Students display a Wiki way with words

It’s Wiki-time at York University, reported the Toronto Star Nov. 2. Building on the popularity of Internet giant Wikipedia, more and more York professors are unveiling their own Wikis to engage their students. “We are tapping into something many students are already familiar with,” says Gita Hashemi, who teaches in York’s Faculty of Arts. Now students in selected classes are submitting written content, including assignments, to the mini-Wikis, subject to input from classmates.

“Students are reading more and more in a hypertext mode – the major example being the Web,” says Mary-Louise Craven, a professor in the Communication Studies Program in York’s Division of Social Science, Faculty of Arts, who will be using the Wiki as part of her course on interactive media. It’s important for students to understand how digital documents differ from print-based tests, she says. “One important way to understand differences and similarities is to ask them to write in that mode — that’s why for me, Wikis may be the best software, given their relative ease of use, to support both reading and writing.”

“I don’t need to police them because they come in with the knowledge the process is open and public,” says Hashemi, who joined the Wiki bandwagon two years ago. “They take more care in terms of how they use their sources.” For some, they might not be comfortable with the idea that “they are not handing their work to me but they are handing their work to the entire class. It shifts how they think of themselves and their work in class. They come to think about knowledge production as a collaborative and public process.
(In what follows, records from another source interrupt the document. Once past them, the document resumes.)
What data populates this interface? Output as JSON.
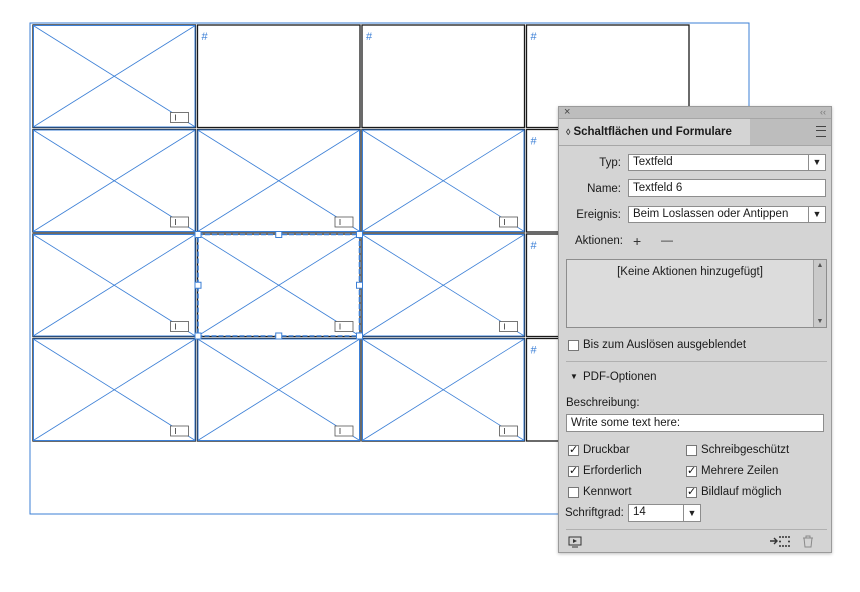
{
  "panel": {
    "title": "Schaltflächen und Formulare",
    "close_glyph": "×",
    "collapse_glyph": "‹‹",
    "sort_glyph": "◊",
    "typ_label": "Typ:",
    "typ_value": "Textfeld",
    "name_label": "Name:",
    "name_value": "Textfeld 6",
    "ereignis_label": "Ereignis:",
    "ereignis_value": "Beim Loslassen oder Antippen",
    "aktionen_label": "Aktionen:",
    "add_glyph": "+",
    "remove_glyph": "—",
    "actions_empty": "[Keine Aktionen hinzugefügt]",
    "hidden_label": "Bis zum Auslösen ausgeblendet",
    "pdf_section": "PDF-Optionen",
    "beschreibung_label": "Beschreibung:",
    "beschreibung_value": "Write some text here:",
    "checkboxes": [
      {
        "label": "Druckbar",
        "checked": true
      },
      {
        "label": "Schreibgeschützt",
        "checked": false
      },
      {
        "label": "Erforderlich",
        "checked": true
      },
      {
        "label": "Mehrere Zeilen",
        "checked": true
      },
      {
        "label": "Kennwort",
        "checked": false
      },
      {
        "label": "Bildlauf möglich",
        "checked": true
      }
    ],
    "schriftgrad_label": "Schriftgrad:",
    "schriftgrad_value": "14",
    "dropdown_arrow": "▼",
    "collapse_arrow": "▼",
    "check_mark": "✓",
    "footer_icons": [
      "preview-icon",
      "convert-to-button-icon",
      "trash-icon"
    ]
  },
  "canvas": {
    "grid_rows": 4,
    "grid_cols": 4,
    "placeholder_cells": [
      [
        0,
        0
      ],
      [
        1,
        0
      ],
      [
        1,
        1
      ],
      [
        1,
        2
      ],
      [
        2,
        0
      ],
      [
        2,
        1
      ],
      [
        2,
        2
      ],
      [
        3,
        0
      ],
      [
        3,
        1
      ],
      [
        3,
        2
      ]
    ],
    "hash_cells": [
      [
        0,
        1
      ],
      [
        0,
        2
      ],
      [
        0,
        3
      ],
      [
        1,
        3
      ],
      [
        2,
        3
      ],
      [
        3,
        3
      ]
    ],
    "hash_glyph": "#",
    "selected_cell": [
      2,
      1
    ],
    "line_color": "#3b7fd6",
    "frame_color": "#1a1a1a"
  }
}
Once they get over it, they find the system interesting.”

Jimmy Peng, a professor in York’s Department of Design, Faculty of Fine Arts, hopes the Wiki used by his students will help them overcome the uncertainty of design research, given that the field is so young. “While the uncertainty is excellent for philosophical debates, it may boggle researchers’ minds, especially young ones, to search for research questions and position their research work.”

Festival finds its audience
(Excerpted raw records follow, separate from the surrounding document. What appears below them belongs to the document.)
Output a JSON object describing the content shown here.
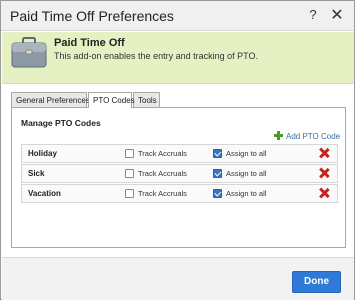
{
  "window": {
    "title": "Paid Time Off Preferences",
    "help_label": "?",
    "close_label": "✕"
  },
  "banner": {
    "title": "Paid Time Off",
    "description": "This add-on enables the entry and tracking of PTO.",
    "icon": "briefcase-icon"
  },
  "tabs": [
    {
      "label": "General Preferences",
      "active": false
    },
    {
      "label": "PTO Codes",
      "active": true
    },
    {
      "label": "Tools",
      "active": false
    }
  ],
  "panel": {
    "heading": "Manage PTO Codes",
    "add_label": "Add PTO Code",
    "track_label": "Track Accruals",
    "assign_label": "Assign to all",
    "codes": [
      {
        "name": "Holiday",
        "track_accruals": false,
        "assign_to_all": true
      },
      {
        "name": "Sick",
        "track_accruals": false,
        "assign_to_all": true
      },
      {
        "name": "Vacation",
        "track_accruals": false,
        "assign_to_all": true
      }
    ]
  },
  "footer": {
    "done_label": "Done"
  },
  "colors": {
    "banner_bg": "#e5f1c3",
    "primary_button": "#2f7ad6",
    "delete": "#c9221e",
    "add": "#4a9a2a",
    "link": "#3a6ea5"
  }
}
It’s taken five years but York student Alex Rogalski has become an overnight success, reported The Leader-Post (Regina) Nov. 2. Rogalski organized the initial One Take Super 8 Event in Regina in 2000 and he’s heading into the sixth annual edition of the event on the heels of successes in Montreal, Fort Lauderdale, Fla., and Winnipeg. Rogalski has witnessed first-hand the growth of the Super 8 movement where filmmakers are limited to a single three-minute 20-second film without any editing involved.

“We’re beginning to see the One Take Super 8 Event as a brand of sorts, a distinct type of festival,” says Rogalski, a graduate student at York University in Toronto. “It’s obvious that it’s attracted the attention of other people and other places. That it started in Regina sort of attests to the creativity of the film community in Regina. I’m always eager to expand this project and getting local filmmakers to screen their work for local audiences. It took five years of plugging away before this year sort of exploded for us.”

Chasing their dreams

To what level of strenuous exercise can someone with Type 1 diabetes aspire?, asked the Toronto Star Nov. 2. Mike Riddell, a professor in York’s School of Kinesiology & Health Science, Faculty of Health, says although there are risks associated with some forms of exercise, they are modest. “People with Type 1 should be encouraged to be physically active because it increases strength and fitness levels,” says Riddell, 39, who has Type 1. “It also can lower insulin requirements, so if you’re more physically active, you tend to need less insulin. It also decreases your risk for cardiovascular disease, and people with diabetes are at elevated risk for cardiovascular disease, both Type 1 and 2.” Last year, Riddell competed on a team in a competition that included orienteering, running, cycling and canoeing. He says there is evidence regular exercise can increase longevity of people with Type 1 diabetes by about 10 years.

Petrou’s play for Lions earns national top-rookie award

York University’s Effie Petrou of Oakville, Ont., was presented with the Joyce Slipp award as the nation’s top rookie, one of several Canadian Interuniversity Sport (CIS) award winners named in a Canadian Press report Nov. 1. Petrou, 18, led York to a silver-medal finish at the Ontario University Atheltics (OUA) championship, and was named to the OUA first all-star team and to the second CIS squad. The kinesiology & health sciences major won gold with the under-18 Ontario team at this summer’s national championship in BC. “Effie always brings a smile to York practices and games along with her great team work and speed,” said Lions head coach Deb Fullerton.